In a document management program that I’m writing I’m displaying images in a
QGraphicsView supports a drag mode that allows a user to simply click and drag within the view to pan around, which works great when a large image is displayed and the user has zoomed in quite far.
Panning the image this way does mean that the user has to click back on the image and move the mouse again when the mouse reaches the end of the screen. I needed a way to implement mouse wrapping so that when the mouse reaches the end of the
QGraphicsView during panning and the user is still holding down the left mouse button the mouse will jump to the opposite edge, giving a smooth continuous pan.
Here’s what I came up with…
from PyQt4.QtCore import Qt, QEvent, QTimer from PyQt4.QtGui import QWidget, QGraphicsView, QVBoxLayout, \ QApplication, QGraphicsScene, QBrush, QColor, QMouseEvent, \ QCursor class GraphicsView(QGraphicsView): def mouseMoveEvent(self, event): width, height = self.width(), self.height() event_x, event_y = event.x(), event.y() if event_y < 0 or event_y > height or \ event_x < 0 or event_x > width: # Mouse cursor has left the widget. Wrap the mouse. global_pos = self.mapToGlobal(event.pos()) if event_y < 0 or event_y > height: # Cursor left on the y axis. Move cursor to the # opposite side. global_pos.setY(global_pos.y() + (height if event_y < 0 else -height)) else: # Cursor left on the x axis.
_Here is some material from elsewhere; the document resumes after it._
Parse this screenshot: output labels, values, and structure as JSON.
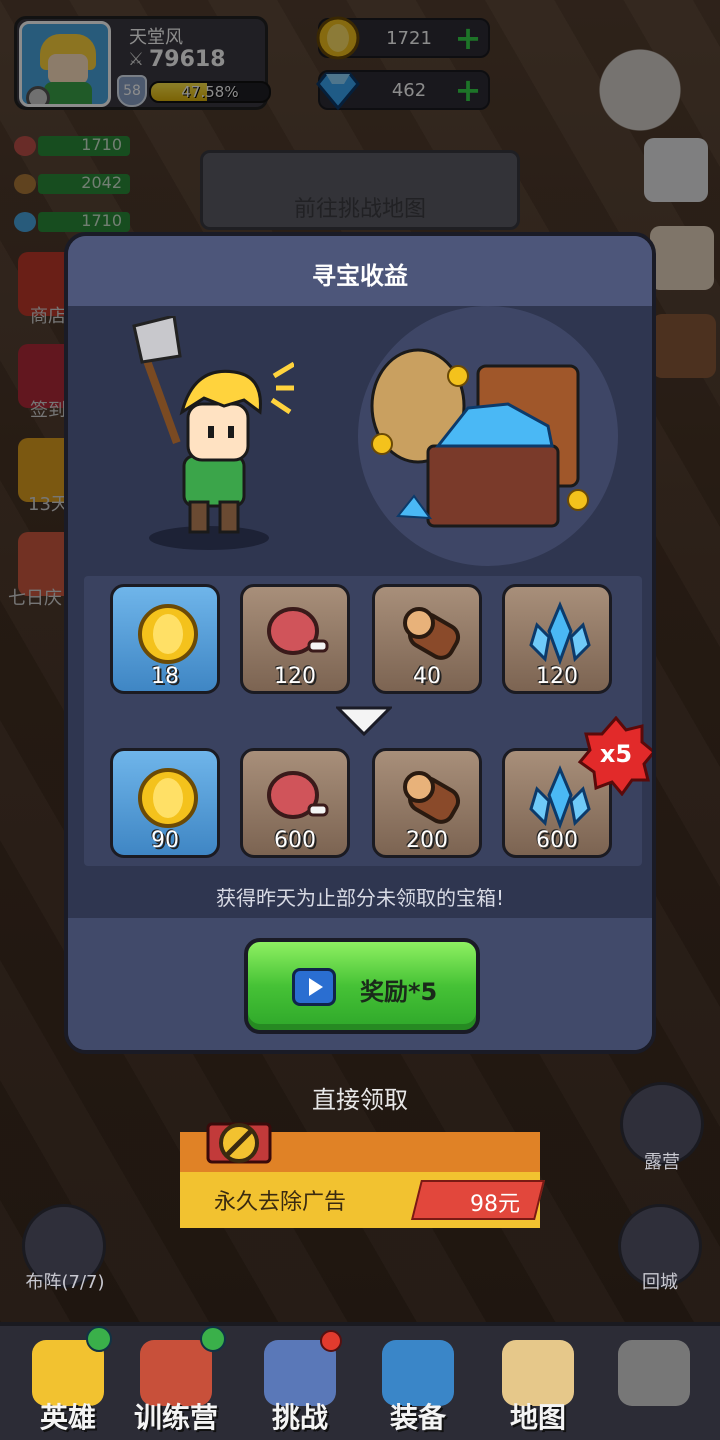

Move cursor to the # opposite side. global_pos.setX(global_pos.x() + (width if event_x < 0 else -width)) # For the scroll hand dragging to work with mouse wrapping # we have to emulate a mouse release, move the cursor and # then emulate a mouse press. Not doing this causes the # scroll hand drag to stop after the cursor has moved. r_event = QMouseEvent(QEvent.MouseButtonRelease, self.mapFromGlobal(QCursor.pos()), Qt.LeftButton, Qt.NoButton, Qt.NoModifier) self.mouseReleaseEvent(r_event) QCursor.setPos(global_pos) p_event = QMouseEvent(QEvent.MouseButtonPress, self.mapFromGlobal(QCursor.pos()), Qt.LeftButton, Qt.LeftButton, Qt.NoModifier) QTimer.singleShot(0, lambda: self.mousePressEvent(p_event)) else: QGraphicsView.mouseMoveEvent(self, event) class Widget(QWidget): def __init__(self, parent=None): QWidget.__init__(self, parent) self.scene = QGraphicsScene() self.scene.setSceneRect(-5000, -5000, 5000, 5000) self.g_view = GraphicsView(self.scene) self.g_view.setBackgroundBrush(QBrush(QColor('black'), Qt.DiagCrossPattern)) self.g_view.setDragMode(QGraphicsView.ScrollHandDrag) self.g_view.scale(5, 5) v_layout = QVBoxLayout() v_layout.addWidget(self.g_view) self.setLayout(v_layout) if __name__ == '__main__': import sys app = QApplication(sys.argv) widget = Widget() widget.show() sys.exit(app.exec_())
The code above uses a sub-classed
mousePressEvent checks to see if the mouse cursor has left the
QGraphicsView; if it has then it moves the mouse to the opposite edge.
The bit that had me stuck were the
mousePressEvent calls. When moving the cursor the drag was still active, so the image just panned back as if the user had moved the mouse.
The mouse events are called to simulate releasing the mouse button, moving the pointer and then pressing the mouse button again. This gives a smooth continuous pan until you run out of either image or desk space :).